Requirement: Out of the entries that follow, copy each line containing "dentin".

(Data excerpts)
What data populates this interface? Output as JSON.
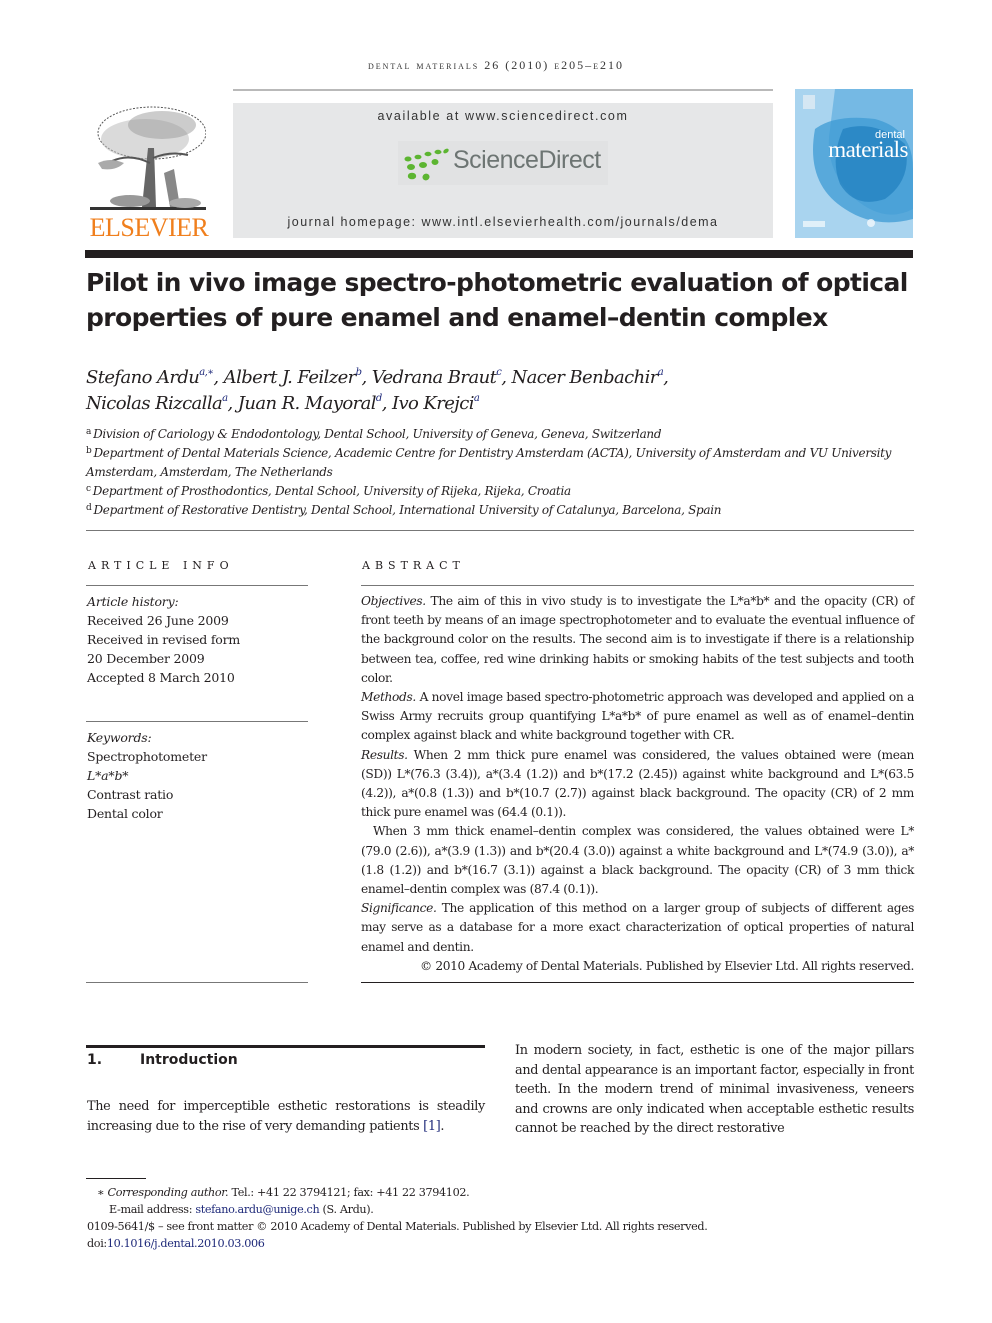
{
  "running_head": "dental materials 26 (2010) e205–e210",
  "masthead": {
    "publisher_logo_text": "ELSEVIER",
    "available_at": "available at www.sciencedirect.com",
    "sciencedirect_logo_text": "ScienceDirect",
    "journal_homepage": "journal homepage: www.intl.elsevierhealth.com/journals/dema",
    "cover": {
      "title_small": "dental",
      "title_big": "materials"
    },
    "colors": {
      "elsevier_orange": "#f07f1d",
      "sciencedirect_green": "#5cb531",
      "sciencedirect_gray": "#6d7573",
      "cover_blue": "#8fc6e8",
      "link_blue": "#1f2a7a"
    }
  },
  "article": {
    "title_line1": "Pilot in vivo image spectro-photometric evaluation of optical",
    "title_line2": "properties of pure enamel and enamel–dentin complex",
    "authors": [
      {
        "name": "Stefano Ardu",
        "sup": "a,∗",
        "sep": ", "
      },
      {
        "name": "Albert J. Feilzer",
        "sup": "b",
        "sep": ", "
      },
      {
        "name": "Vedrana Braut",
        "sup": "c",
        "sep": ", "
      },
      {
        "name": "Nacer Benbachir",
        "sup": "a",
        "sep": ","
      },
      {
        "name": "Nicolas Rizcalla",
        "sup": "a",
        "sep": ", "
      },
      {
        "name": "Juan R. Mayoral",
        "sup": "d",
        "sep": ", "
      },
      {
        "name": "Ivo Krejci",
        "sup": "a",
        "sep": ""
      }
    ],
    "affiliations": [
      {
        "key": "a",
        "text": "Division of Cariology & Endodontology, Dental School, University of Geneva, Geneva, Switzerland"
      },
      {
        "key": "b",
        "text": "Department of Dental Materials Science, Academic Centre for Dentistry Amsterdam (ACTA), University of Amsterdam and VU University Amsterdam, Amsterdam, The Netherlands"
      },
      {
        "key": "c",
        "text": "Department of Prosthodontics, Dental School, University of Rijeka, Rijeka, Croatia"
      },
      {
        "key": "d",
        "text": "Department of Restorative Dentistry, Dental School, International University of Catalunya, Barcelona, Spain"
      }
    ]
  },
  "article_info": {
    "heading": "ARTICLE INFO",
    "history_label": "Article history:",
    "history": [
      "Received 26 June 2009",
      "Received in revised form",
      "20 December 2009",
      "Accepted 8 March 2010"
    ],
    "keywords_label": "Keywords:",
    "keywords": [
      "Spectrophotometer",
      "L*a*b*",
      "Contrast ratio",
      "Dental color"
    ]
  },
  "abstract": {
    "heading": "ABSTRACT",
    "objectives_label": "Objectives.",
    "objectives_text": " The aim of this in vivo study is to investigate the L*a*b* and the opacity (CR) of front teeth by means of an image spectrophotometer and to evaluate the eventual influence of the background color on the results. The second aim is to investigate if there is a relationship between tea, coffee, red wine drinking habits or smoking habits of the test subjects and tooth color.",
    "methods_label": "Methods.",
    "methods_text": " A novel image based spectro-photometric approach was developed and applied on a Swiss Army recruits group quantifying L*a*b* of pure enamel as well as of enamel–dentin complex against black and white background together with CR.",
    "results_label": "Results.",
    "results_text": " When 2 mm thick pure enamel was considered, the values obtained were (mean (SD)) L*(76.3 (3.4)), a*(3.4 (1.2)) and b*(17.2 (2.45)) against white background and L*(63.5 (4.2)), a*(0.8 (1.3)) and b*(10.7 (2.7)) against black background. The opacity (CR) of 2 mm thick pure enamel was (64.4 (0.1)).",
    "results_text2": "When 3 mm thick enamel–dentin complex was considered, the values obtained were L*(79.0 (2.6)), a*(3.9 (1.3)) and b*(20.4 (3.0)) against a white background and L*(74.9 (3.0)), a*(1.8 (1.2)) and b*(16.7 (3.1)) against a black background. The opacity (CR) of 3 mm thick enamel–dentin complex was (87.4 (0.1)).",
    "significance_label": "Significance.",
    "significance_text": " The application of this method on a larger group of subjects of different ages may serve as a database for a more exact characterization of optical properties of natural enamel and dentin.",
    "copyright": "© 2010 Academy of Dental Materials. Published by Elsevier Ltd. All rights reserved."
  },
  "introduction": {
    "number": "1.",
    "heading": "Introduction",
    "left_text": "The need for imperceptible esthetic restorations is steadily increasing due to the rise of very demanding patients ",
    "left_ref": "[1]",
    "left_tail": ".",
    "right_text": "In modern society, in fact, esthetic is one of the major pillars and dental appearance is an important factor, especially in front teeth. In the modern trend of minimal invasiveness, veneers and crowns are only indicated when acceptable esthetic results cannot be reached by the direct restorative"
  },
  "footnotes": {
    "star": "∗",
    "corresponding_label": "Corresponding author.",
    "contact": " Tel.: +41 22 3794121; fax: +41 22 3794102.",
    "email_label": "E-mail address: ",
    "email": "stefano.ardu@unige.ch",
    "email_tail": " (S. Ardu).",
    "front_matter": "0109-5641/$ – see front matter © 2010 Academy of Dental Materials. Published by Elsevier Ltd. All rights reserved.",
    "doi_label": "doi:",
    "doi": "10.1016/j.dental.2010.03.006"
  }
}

Output for this exercise:
    "title_line2": "properties of pure enamel and enamel–dentin complex",
    "methods_text": " A novel image based spectro-photometric approach was developed and applied on a Swiss Army recruits group quantifying L*a*b* of pure enamel as well as of enamel–dentin complex against black and white background together with CR.",
    "results_text2": "When 3 mm thick enamel–dentin complex was considered, the values obtained were L*(79.0 (2.6)), a*(3.9 (1.3)) and b*(20.4 (3.0)) against a white background and L*(74.9 (3.0)), a*(1.8 (1.2)) and b*(16.7 (3.1)) against a black background. The opacity (CR) of 3 mm thick enamel–dentin complex was (87.4 (0.1)).",
    "significance_text": " The application of this method on a larger group of subjects of different ages may serve as a database for a more exact characterization of optical properties of natural enamel and dentin.",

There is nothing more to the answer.